- To provide an update on the role of adjuvant chemotherapy in the management of early stage biliary tract cancer
- To summarise clinical investigation advances in terms of chemotherapy, radiotherapy and targeted therapy in patients with advanced biliary cancer
- To elaborate the emerging role of immunotherapy in advanced hepatocellular carcinoma
|Title||Duration||Content||CME Points||CME Test|
|Advances in Hepatobiliary Cancers||41 min.||51 slides||1||Take test|
In this E-Learning module, the author summarises the evidence of benefit from adjuvant chemotherapy for early stage biliary tract cancer, he reflects on new horizons from therapeutic investigations in advanced biliary tract cancer and provides emphasis on the emerging role of immunotherapy in patients with advanced hepatocellular carcinoma.
Overall, prognosis in patients with biliary tract cancer is poor. A minority of patients present with resectable disease. Gallbladder cancer is mostly curable if found incidentally. Relapse rates are high and the aims of adjuvant therapy are to provide loco-regional control, prevent systemic relapse and improve survival. In this E-Learning module the author underlines that before 2017 there was no conclusive evidence of benefit from adjuvant chemotherapy and puts into context data from prospective randomised control trials with adjuvant chemotherapy in the modern era.

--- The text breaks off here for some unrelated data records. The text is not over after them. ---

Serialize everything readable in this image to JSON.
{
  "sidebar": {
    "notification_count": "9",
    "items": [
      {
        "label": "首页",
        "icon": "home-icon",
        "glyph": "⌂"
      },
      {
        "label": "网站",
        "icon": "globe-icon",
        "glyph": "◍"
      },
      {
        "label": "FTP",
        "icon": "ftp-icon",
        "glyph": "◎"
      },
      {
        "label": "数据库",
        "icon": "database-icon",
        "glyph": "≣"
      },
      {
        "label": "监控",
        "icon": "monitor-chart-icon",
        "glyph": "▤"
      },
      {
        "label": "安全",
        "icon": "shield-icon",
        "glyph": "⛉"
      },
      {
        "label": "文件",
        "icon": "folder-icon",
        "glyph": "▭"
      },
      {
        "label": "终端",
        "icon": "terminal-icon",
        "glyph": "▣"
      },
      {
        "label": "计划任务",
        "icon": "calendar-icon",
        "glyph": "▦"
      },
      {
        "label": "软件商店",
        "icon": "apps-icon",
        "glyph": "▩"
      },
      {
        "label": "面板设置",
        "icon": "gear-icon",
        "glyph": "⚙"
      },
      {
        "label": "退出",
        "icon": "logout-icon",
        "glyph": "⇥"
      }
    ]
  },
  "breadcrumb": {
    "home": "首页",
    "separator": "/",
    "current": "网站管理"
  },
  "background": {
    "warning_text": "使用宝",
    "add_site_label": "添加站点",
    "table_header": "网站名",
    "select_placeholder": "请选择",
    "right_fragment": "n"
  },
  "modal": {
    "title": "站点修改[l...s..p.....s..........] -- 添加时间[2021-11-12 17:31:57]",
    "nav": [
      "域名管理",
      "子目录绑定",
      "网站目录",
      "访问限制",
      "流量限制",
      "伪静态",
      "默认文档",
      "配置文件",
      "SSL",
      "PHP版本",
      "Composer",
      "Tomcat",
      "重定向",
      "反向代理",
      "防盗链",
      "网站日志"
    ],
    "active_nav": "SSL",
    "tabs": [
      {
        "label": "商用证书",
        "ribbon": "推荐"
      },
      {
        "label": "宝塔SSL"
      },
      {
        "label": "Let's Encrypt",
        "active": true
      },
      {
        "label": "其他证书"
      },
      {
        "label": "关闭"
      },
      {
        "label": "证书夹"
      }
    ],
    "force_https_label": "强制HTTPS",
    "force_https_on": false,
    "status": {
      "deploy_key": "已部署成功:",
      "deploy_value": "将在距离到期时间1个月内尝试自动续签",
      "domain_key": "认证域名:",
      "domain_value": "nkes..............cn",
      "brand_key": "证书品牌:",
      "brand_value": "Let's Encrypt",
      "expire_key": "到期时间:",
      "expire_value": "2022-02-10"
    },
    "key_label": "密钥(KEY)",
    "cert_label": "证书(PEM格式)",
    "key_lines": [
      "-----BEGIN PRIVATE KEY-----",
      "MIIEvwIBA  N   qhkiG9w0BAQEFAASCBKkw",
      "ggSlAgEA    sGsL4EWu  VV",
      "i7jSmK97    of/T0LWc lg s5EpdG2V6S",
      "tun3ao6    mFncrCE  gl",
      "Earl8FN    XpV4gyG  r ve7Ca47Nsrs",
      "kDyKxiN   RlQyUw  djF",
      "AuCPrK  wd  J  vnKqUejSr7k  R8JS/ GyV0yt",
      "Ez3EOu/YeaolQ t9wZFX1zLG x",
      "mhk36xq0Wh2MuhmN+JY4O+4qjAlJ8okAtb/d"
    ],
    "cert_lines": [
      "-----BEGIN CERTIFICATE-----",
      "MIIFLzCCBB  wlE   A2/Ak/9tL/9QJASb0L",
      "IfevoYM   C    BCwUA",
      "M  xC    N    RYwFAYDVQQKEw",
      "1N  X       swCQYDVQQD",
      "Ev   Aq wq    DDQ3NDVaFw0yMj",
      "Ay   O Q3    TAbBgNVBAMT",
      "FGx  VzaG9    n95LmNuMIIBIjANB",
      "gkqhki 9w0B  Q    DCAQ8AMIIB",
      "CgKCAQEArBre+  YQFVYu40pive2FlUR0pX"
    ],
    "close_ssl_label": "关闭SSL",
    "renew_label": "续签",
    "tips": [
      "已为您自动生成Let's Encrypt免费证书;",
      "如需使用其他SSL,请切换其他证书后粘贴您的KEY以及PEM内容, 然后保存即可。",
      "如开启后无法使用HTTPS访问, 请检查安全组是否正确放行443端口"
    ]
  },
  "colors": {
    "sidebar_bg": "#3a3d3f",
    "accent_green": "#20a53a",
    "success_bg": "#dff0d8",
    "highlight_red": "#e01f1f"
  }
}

In terms of chemotherapy for advanced biliary cancer, there have been no practice-changing studies since 2010. The author reviews the outcomes from new agents under evaluation for biliary tract cancer, triple combinations, new delivery mechanism and questions a role for second-line chemotherapy. In terms of radiotherapy, the author elaborates the results of studies with stereotactic body radiotherapy and proton beam therapy. In terms of targeted therapies for advanced biliary tract cancer, upon reviewing results from randomised studies with EGFR and VEGF inhibitors, the author puts emphasis on the importance of improved understanding of the genetic environment of biliary tract cancer and subsequently reviews actionable targets and the results from studies with targeted therapies.
In the last part of the module, the author says that preclinical evidence suggests that hepatocellular carcinoma may be responsive to immune modulation. Approaches include targeting CTLA-4 and/or PD-1/PD-L1 or both. In that regard the author reviews the evolving immunotherapy landscape in patients with advanced hepatocellular carcinoma and concludes that the results of pivotal studies in first- and second-line are awaited.
The author has reported consulting or advisory role for Agios, Astra-Zeneca, Baxalta, Celgene, Delcath, Ipsen, Lilly, Merck, Midatech, Novartis, Pfizer. Speakers’ Bureau for Celgene, Ipsen, Novartis, Pfizer. Travel grant from Celgene, Lilly and Novartis. Institutional grant from Novartis.